Alice Pung's Growing up Asian in Australia: The Cultural Work of Anthologized Asian-Australian Narratives of Childhood

Pamela Graham

    Research output: Contribution to journalArticle

    6 Citations (Scopus)

    Abstract

    This paper examines the 2008 literary anthology Growing up Asian in Australia, edited by the young Australian writer and award-winning memoirist, Alice Pung. Featuring a collection of auto/biographically based prose, poetry, and comics by Asian-Australian authors, each short text within the anthology focuses on coming-of-age in modern-day Australia. Informed by auto/biography and Asian-Australian studies, this paper explores the cultural work that Pung's anthology aims to do. Through a reading of the anthology's paratexts as well as the short, individual childhood autobiographies, the discussion considers the strategies Pung employs in order to attract a broad readership, and how the anthology mobilizes life narratives of childhood to intervene in debates about Australian national, local, and personal identities at the start of the twenty-first century.
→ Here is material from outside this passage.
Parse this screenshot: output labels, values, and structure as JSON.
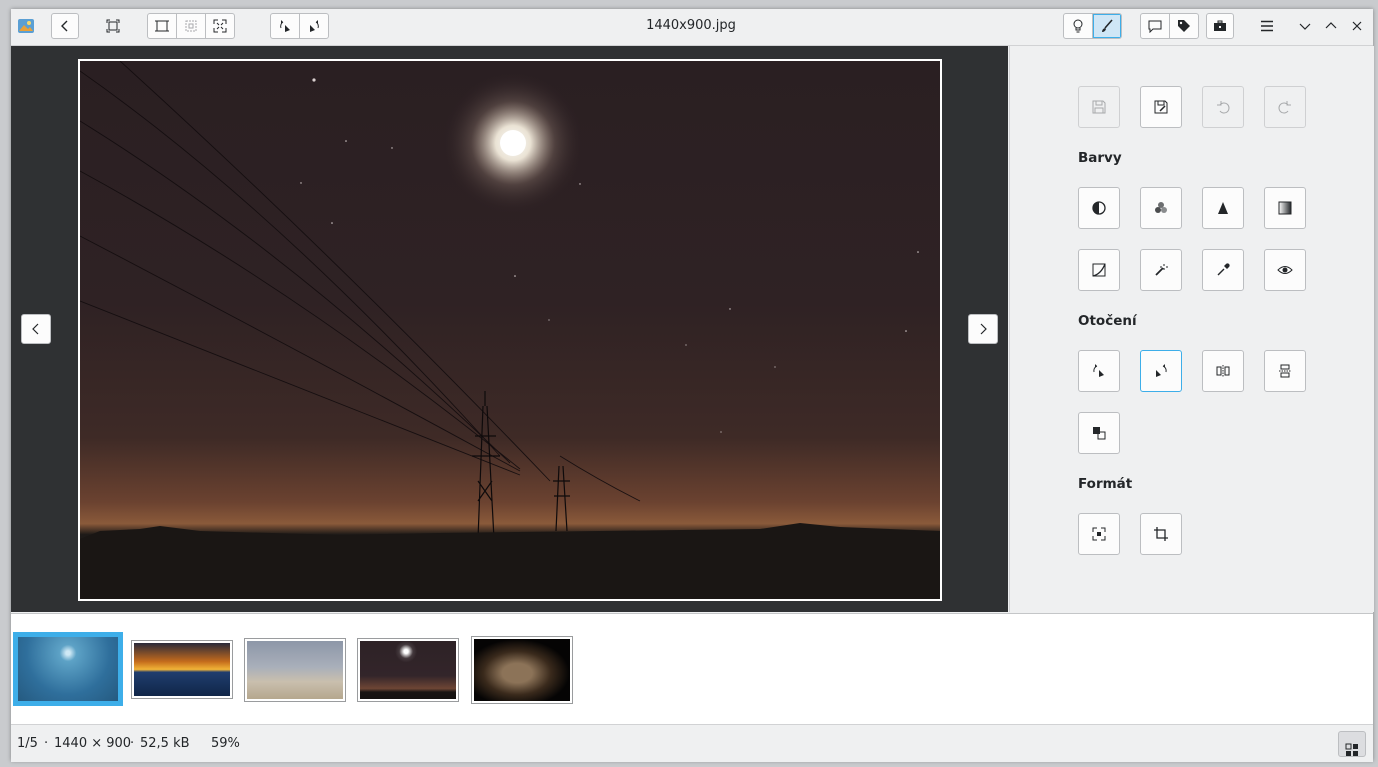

I argue that Pung's text skillfully balances politics and populism, critiquing fundamental issues of national identity and self-representation while simultaneously appealing to a broad readership.

    Original languageEnglish
    Pages (from-to)67-83
    Number of pages17
    JournalProse Studies
    Volume35
    Issue number1
    DOIs
    Publication statusPublished - 1 Apr 2013

    Keywords

    • Alice Pung
    • anthology
    • Asian Australian
    • childhood memoirs
    • life writing
    • national identity

    Fingerprint Dive into the research topics of 'Alice Pung's Growing up Asian in Australia: The Cultural Work of Anthologized Asian-Australian Narratives of Childhood'. Together they form a unique fingerprint.

  • Cite this